*TASK OBJECTIVE*. In the entries below, tally the lines that contain the string "label", then state that number alone.

── THE INPUT

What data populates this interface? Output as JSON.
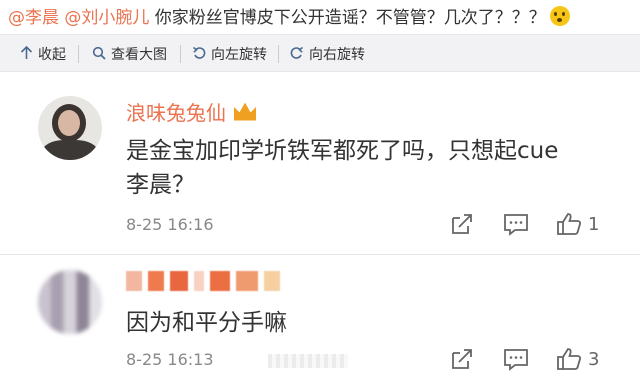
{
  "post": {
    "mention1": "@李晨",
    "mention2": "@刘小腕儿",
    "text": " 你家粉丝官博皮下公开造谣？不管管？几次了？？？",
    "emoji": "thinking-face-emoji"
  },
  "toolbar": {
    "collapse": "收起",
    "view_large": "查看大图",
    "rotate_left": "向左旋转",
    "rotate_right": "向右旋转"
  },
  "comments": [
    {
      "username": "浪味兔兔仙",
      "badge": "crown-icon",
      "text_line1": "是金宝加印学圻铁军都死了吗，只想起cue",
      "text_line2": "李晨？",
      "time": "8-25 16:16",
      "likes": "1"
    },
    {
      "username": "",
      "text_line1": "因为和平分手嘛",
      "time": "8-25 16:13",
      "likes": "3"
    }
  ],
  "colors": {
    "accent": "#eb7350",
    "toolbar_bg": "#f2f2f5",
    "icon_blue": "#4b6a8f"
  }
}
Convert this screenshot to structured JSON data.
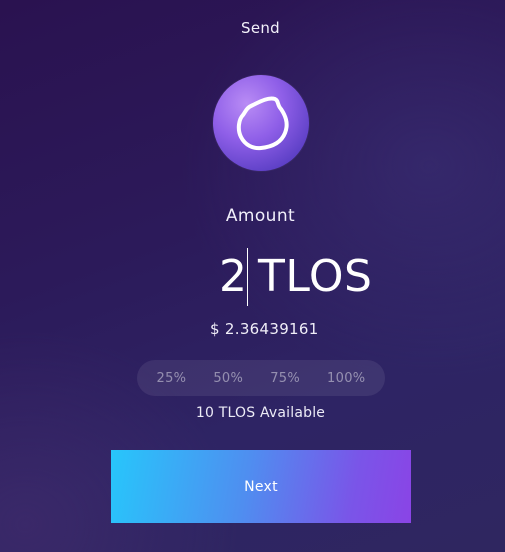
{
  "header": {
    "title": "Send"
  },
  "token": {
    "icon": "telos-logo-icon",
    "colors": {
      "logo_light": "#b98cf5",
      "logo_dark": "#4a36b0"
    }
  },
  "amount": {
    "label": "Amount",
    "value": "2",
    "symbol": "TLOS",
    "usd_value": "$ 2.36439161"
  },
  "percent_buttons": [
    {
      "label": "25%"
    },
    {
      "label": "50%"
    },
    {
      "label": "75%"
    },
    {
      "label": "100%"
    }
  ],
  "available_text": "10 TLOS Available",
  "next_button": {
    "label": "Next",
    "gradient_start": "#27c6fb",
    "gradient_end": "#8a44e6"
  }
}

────

*PROBLEM SOLUTION*. 6